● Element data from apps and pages

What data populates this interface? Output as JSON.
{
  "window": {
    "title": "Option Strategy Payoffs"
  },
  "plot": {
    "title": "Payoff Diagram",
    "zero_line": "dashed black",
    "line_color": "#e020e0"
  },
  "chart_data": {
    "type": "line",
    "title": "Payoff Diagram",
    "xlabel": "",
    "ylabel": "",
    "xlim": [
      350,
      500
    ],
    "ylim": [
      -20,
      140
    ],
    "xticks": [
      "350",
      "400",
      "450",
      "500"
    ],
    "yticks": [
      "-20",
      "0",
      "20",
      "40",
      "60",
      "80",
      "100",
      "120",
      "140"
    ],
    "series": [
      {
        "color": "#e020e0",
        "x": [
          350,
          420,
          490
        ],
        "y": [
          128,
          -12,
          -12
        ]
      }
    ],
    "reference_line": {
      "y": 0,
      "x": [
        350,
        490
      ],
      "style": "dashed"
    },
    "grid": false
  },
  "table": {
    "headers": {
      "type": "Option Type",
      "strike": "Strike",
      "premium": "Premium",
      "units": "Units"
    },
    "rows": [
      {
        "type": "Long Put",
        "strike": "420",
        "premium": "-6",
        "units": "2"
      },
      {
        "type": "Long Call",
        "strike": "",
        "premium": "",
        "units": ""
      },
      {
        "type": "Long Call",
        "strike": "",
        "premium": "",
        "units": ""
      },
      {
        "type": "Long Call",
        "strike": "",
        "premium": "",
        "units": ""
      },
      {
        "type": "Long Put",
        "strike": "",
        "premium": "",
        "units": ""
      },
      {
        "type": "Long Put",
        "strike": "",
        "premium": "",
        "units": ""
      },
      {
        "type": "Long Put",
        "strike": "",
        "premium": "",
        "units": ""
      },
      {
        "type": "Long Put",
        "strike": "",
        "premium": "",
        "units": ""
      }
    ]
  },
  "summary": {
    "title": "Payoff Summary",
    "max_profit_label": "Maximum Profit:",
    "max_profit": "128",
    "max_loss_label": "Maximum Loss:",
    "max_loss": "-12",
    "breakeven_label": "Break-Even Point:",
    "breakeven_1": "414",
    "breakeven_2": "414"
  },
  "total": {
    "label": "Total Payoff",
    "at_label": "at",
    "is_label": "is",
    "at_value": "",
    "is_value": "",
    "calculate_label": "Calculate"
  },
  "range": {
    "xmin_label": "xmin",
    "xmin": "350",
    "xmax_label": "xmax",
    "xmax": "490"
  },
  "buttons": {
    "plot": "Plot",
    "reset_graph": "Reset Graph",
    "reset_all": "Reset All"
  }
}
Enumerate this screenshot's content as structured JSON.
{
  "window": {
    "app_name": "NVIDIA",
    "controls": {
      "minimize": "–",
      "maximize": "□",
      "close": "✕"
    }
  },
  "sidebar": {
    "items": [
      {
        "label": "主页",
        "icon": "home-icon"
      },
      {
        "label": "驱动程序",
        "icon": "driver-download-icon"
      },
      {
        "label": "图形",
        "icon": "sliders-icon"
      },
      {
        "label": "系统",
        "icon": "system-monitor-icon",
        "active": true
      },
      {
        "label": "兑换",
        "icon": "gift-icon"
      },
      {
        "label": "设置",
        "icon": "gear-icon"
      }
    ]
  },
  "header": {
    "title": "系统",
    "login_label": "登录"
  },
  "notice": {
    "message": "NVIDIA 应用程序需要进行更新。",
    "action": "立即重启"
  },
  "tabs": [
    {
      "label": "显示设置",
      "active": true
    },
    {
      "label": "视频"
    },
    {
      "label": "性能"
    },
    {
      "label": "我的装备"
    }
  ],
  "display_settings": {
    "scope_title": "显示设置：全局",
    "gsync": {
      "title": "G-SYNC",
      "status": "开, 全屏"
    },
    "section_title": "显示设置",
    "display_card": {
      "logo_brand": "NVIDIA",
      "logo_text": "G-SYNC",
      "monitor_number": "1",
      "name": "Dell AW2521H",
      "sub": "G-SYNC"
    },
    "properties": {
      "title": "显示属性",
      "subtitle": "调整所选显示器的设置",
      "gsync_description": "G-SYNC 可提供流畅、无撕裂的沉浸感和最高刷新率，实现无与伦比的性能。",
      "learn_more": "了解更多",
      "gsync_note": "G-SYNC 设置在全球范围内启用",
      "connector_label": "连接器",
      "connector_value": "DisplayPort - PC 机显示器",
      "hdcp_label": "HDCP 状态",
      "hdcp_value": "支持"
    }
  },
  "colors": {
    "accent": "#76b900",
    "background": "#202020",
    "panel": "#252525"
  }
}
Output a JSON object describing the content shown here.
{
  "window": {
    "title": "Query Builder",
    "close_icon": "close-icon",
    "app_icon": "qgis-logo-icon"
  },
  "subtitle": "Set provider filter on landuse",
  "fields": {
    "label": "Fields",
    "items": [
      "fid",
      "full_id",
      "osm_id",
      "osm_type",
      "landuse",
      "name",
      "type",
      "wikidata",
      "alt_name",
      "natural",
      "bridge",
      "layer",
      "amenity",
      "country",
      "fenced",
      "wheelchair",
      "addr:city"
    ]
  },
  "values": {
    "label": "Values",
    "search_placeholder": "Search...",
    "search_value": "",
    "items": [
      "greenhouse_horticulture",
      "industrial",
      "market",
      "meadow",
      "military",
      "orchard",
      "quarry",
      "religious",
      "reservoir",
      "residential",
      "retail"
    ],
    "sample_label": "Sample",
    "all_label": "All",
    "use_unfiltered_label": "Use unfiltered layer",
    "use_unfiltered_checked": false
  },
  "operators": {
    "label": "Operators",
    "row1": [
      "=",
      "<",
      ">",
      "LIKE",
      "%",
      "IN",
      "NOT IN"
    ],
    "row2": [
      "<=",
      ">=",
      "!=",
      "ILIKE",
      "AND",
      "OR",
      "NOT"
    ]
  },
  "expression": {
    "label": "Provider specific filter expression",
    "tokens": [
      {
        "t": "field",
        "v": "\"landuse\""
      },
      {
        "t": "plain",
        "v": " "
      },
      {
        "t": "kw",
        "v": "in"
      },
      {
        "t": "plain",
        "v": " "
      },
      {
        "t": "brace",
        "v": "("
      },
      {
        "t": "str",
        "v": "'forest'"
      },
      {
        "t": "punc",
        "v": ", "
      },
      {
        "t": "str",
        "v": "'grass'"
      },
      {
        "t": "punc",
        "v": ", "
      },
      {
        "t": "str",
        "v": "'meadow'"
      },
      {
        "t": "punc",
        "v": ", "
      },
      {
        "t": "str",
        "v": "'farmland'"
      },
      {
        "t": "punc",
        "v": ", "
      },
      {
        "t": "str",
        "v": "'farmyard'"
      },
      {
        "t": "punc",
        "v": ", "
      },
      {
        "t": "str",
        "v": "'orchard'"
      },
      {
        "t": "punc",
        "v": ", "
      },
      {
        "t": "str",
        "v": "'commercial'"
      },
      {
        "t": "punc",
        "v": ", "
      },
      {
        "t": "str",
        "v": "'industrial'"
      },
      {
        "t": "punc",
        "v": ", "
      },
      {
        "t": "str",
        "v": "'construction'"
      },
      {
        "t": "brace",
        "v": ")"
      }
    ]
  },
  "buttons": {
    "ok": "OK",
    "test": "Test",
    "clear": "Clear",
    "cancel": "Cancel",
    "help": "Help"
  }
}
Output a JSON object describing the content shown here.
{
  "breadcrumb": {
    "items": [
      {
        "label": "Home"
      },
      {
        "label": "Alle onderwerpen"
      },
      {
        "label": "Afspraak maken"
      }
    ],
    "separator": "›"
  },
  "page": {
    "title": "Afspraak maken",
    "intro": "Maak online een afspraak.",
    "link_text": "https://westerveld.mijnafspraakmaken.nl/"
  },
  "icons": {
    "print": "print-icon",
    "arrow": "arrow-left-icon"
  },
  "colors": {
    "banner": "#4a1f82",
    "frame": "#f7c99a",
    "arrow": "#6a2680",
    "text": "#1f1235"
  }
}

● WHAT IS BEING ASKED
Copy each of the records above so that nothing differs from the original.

● EXPECTED ANSWER
What data populates this interface? Output as JSON.
{
  "window": {
    "title": "Option Strategy Payoffs"
  },
  "plot": {
    "title": "Payoff Diagram",
    "zero_line": "dashed black",
    "line_color": "#e020e0"
  },
  "chart_data": {
    "type": "line",
    "title": "Payoff Diagram",
    "xlabel": "",
    "ylabel": "",
    "xlim": [
      350,
      500
    ],
    "ylim": [
      -20,
      140
    ],
    "xticks": [
      "350",
      "400",
      "450",
      "500"
    ],
    "yticks": [
      "-20",
      "0",
      "20",
      "40",
      "60",
      "80",
      "100",
      "120",
      "140"
    ],
    "series": [
      {
        "color": "#e020e0",
        "x": [
          350,
          420,
          490
        ],
        "y": [
          128,
          -12,
          -12
        ]
      }
    ],
    "reference_line": {
      "y": 0,
      "x": [
        350,
        490
      ],
      "style": "dashed"
    },
    "grid": false
  },
  "table": {
    "headers": {
      "type": "Option Type",
      "strike": "Strike",
      "premium": "Premium",
      "units": "Units"
    },
    "rows": [
      {
        "type": "Long Put",
        "strike": "420",
        "premium": "-6",
        "units": "2"
      },
      {
        "type": "Long Call",
        "strike": "",
        "premium": "",
        "units": ""
      },
      {
        "type": "Long Call",
        "strike": "",
        "premium": "",
        "units": ""
      },
      {
        "type": "Long Call",
        "strike": "",
        "premium": "",
        "units": ""
      },
      {
        "type": "Long Put",
        "strike": "",
        "premium": "",
        "units": ""
      },
      {
        "type": "Long Put",
        "strike": "",
        "premium": "",
        "units": ""
      },
      {
        "type": "Long Put",
        "strike": "",
        "premium": "",
        "units": ""
      },
      {
        "type": "Long Put",
        "strike": "",
        "premium": "",
        "units": ""
      }
    ]
  },
  "summary": {
    "title": "Payoff Summary",
    "max_profit_label": "Maximum Profit:",
    "max_profit": "128",
    "max_loss_label": "Maximum Loss:",
    "max_loss": "-12",
    "breakeven_label": "Break-Even Point:",
    "breakeven_1": "414",
    "breakeven_2": "414"
  },
  "total": {
    "label": "Total Payoff",
    "at_label": "at",
    "is_label": "is",
    "at_value": "",
    "is_value": "",
    "calculate_label": "Calculate"
  },
  "range": {
    "xmin_label": "xmin",
    "xmin": "350",
    "xmax_label": "xmax",
    "xmax": "490"
  },
  "buttons": {
    "plot": "Plot",
    "reset_graph": "Reset Graph",
    "reset_all": "Reset All"
  }
}
Enumerate this screenshot's content as structured JSON.
{
  "window": {
    "app_name": "NVIDIA",
    "controls": {
      "minimize": "–",
      "maximize": "□",
      "close": "✕"
    }
  },
  "sidebar": {
    "items": [
      {
        "label": "主页",
        "icon": "home-icon"
      },
      {
        "label": "驱动程序",
        "icon": "driver-download-icon"
      },
      {
        "label": "图形",
        "icon": "sliders-icon"
      },
      {
        "label": "系统",
        "icon": "system-monitor-icon",
        "active": true
      },
      {
        "label": "兑换",
        "icon": "gift-icon"
      },
      {
        "label": "设置",
        "icon": "gear-icon"
      }
    ]
  },
  "header": {
    "title": "系统",
    "login_label": "登录"
  },
  "notice": {
    "message": "NVIDIA 应用程序需要进行更新。",
    "action": "立即重启"
  },
  "tabs": [
    {
      "label": "显示设置",
      "active": true
    },
    {
      "label": "视频"
    },
    {
      "label": "性能"
    },
    {
      "label": "我的装备"
    }
  ],
  "display_settings": {
    "scope_title": "显示设置：全局",
    "gsync": {
      "title": "G-SYNC",
      "status": "开, 全屏"
    },
    "section_title": "显示设置",
    "display_card": {
      "logo_brand": "NVIDIA",
      "logo_text": "G-SYNC",
      "monitor_number": "1",
      "name": "Dell AW2521H",
      "sub": "G-SYNC"
    },
    "properties": {
      "title": "显示属性",
      "subtitle": "调整所选显示器的设置",
      "gsync_description": "G-SYNC 可提供流畅、无撕裂的沉浸感和最高刷新率，实现无与伦比的性能。",
      "learn_more": "了解更多",
      "gsync_note": "G-SYNC 设置在全球范围内启用",
      "connector_label": "连接器",
      "connector_value": "DisplayPort - PC 机显示器",
      "hdcp_label": "HDCP 状态",
      "hdcp_value": "支持"
    }
  },
  "colors": {
    "accent": "#76b900",
    "background": "#202020",
    "panel": "#252525"
  }
}
Output a JSON object describing the content shown here.
{
  "window": {
    "title": "Query Builder",
    "close_icon": "close-icon",
    "app_icon": "qgis-logo-icon"
  },
  "subtitle": "Set provider filter on landuse",
  "fields": {
    "label": "Fields",
    "items": [
      "fid",
      "full_id",
      "osm_id",
      "osm_type",
      "landuse",
      "name",
      "type",
      "wikidata",
      "alt_name",
      "natural",
      "bridge",
      "layer",
      "amenity",
      "country",
      "fenced",
      "wheelchair",
      "addr:city"
    ]
  },
  "values": {
    "label": "Values",
    "search_placeholder": "Search...",
    "search_value": "",
    "items": [
      "greenhouse_horticulture",
      "industrial",
      "market",
      "meadow",
      "military",
      "orchard",
      "quarry",
      "religious",
      "reservoir",
      "residential",
      "retail"
    ],
    "sample_label": "Sample",
    "all_label": "All",
    "use_unfiltered_label": "Use unfiltered layer",
    "use_unfiltered_checked": false
  },
  "operators": {
    "label": "Operators",
    "row1": [
      "=",
      "<",
      ">",
      "LIKE",
      "%",
      "IN",
      "NOT IN"
    ],
    "row2": [
      "<=",
      ">=",
      "!=",
      "ILIKE",
      "AND",
      "OR",
      "NOT"
    ]
  },
  "expression": {
    "label": "Provider specific filter expression",
    "tokens": [
      {
        "t": "field",
        "v": "\"landuse\""
      },
      {
        "t": "plain",
        "v": " "
      },
      {
        "t": "kw",
        "v": "in"
      },
      {
        "t": "plain",
        "v": " "
      },
      {
        "t": "brace",
        "v": "("
      },
      {
        "t": "str",
        "v": "'forest'"
      },
      {
        "t": "punc",
        "v": ", "
      },
      {
        "t": "str",
        "v": "'grass'"
      },
      {
        "t": "punc",
        "v": ", "
      },
      {
        "t": "str",
        "v": "'meadow'"
      },
      {
        "t": "punc",
        "v": ", "
      },
      {
        "t": "str",
        "v": "'farmland'"
      },
      {
        "t": "punc",
        "v": ", "
      },
      {
        "t": "str",
        "v": "'farmyard'"
      },
      {
        "t": "punc",
        "v": ", "
      },
      {
        "t": "str",
        "v": "'orchard'"
      },
      {
        "t": "punc",
        "v": ", "
      },
      {
        "t": "str",
        "v": "'commercial'"
      },
      {
        "t": "punc",
        "v": ", "
      },
      {
        "t": "str",
        "v": "'industrial'"
      },
      {
        "t": "punc",
        "v": ", "
      },
      {
        "t": "str",
        "v": "'construction'"
      },
      {
        "t": "brace",
        "v": ")"
      }
    ]
  },
  "buttons": {
    "ok": "OK",
    "test": "Test",
    "clear": "Clear",
    "cancel": "Cancel",
    "help": "Help"
  }
}
Output a JSON object describing the content shown here.
{
  "breadcrumb": {
    "items": [
      {
        "label": "Home"
      },
      {
        "label": "Alle onderwerpen"
      },
      {
        "label": "Afspraak maken"
      }
    ],
    "separator": "›"
  },
  "page": {
    "title": "Afspraak maken",
    "intro": "Maak online een afspraak.",
    "link_text": "https://westerveld.mijnafspraakmaken.nl/"
  },
  "icons": {
    "print": "print-icon",
    "arrow": "arrow-left-icon"
  },
  "colors": {
    "banner": "#4a1f82",
    "frame": "#f7c99a",
    "arrow": "#6a2680",
    "text": "#1f1235"
  }
}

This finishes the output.